Satellite cell heterogeneity revealed by G-Tool, an open algorithm to quantify myogenesis through colony-forming assays
1 Lillehei Heart Institute, University of Minnesota, Minneapolis, MN, USA
2 Department of Medicine, University of Minnesota, Minneapolis, MN, USA
3 Bioengineering Program, University of Minnesota, Minneapolis, MN, USA
4 Department of Pediatrics, University of Minnesota, Minneapolis, MN, USA
5 Nils Hasselmo Hall, 312 Church St. S.E., Minneapolis, MN, USA
Skeletal Muscle 2012, 2:13 doi:10.1186/2044-5040-2-13Published: 15 June 2012

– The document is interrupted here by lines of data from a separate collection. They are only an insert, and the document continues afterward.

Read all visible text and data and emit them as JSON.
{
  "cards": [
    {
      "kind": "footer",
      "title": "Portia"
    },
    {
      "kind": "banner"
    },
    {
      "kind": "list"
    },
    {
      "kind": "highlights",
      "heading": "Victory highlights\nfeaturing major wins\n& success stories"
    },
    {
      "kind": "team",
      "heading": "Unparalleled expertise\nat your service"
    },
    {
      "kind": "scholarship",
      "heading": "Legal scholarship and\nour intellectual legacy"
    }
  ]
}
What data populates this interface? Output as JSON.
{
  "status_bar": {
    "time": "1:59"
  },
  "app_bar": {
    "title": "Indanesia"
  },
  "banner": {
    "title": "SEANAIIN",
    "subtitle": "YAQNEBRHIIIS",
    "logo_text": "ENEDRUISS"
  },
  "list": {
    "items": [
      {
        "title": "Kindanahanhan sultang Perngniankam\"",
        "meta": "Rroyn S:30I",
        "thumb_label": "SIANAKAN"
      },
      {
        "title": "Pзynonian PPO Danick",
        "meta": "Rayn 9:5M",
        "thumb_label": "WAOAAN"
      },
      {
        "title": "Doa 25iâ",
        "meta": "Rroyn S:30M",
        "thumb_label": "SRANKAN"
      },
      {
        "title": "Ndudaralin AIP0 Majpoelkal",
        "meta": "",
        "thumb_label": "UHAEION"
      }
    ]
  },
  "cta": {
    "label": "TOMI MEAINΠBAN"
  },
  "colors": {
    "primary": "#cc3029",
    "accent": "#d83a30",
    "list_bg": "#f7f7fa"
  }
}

Muscle growth and repair is accomplished by the satellite cell pool, a self-renewing population of myogenic progenitors. Functional heterogeneity within the satellite cell compartment and changes in potential with experimental intervention can be revealed by in vitro colony-forming cell (CFC) assays, however large numbers of colonies need to be assayed to give meaningful data, and manually quantifying nuclei and scoring markers of differentiation is experimentally limiting.
We present G-Tool, a multiplatform (Java) open-source algorithm that analyzes an ensemble of fluorescent micrographs of satellite cell-derived colonies to provide quantitative and statistically meaningful metrics of myogenic potential, including proliferation capacity and propensity to differentiate.
We demonstrate the utility of G-Tool in two applications: first, we quantify the response of satellite cells to oxygen concentration. Compared to 3% oxygen which approximates tissue levels, we find that 21% oxygen, the ambient level, markedly limits the proliferative potential of transit amplifying progeny but at the same time inhibits the rate of terminal myogenic differentiation. We also test whether satellite cells from different muscles have intrinsic differences that can be read out in vitro. Compared to masseter, dorsi, forelimb and hindlimb muscles, we find that the diaphragm satellite cells have significantly increased proliferative potential and a reduced propensity to spontaneously differentiate. These features may be related to the unique always-active status of the diaphragm.
G-Tool facilitates consistent and reproducible CFC analysis between experiments and individuals. It is released under an open-source license that enables further development by interested members of the community.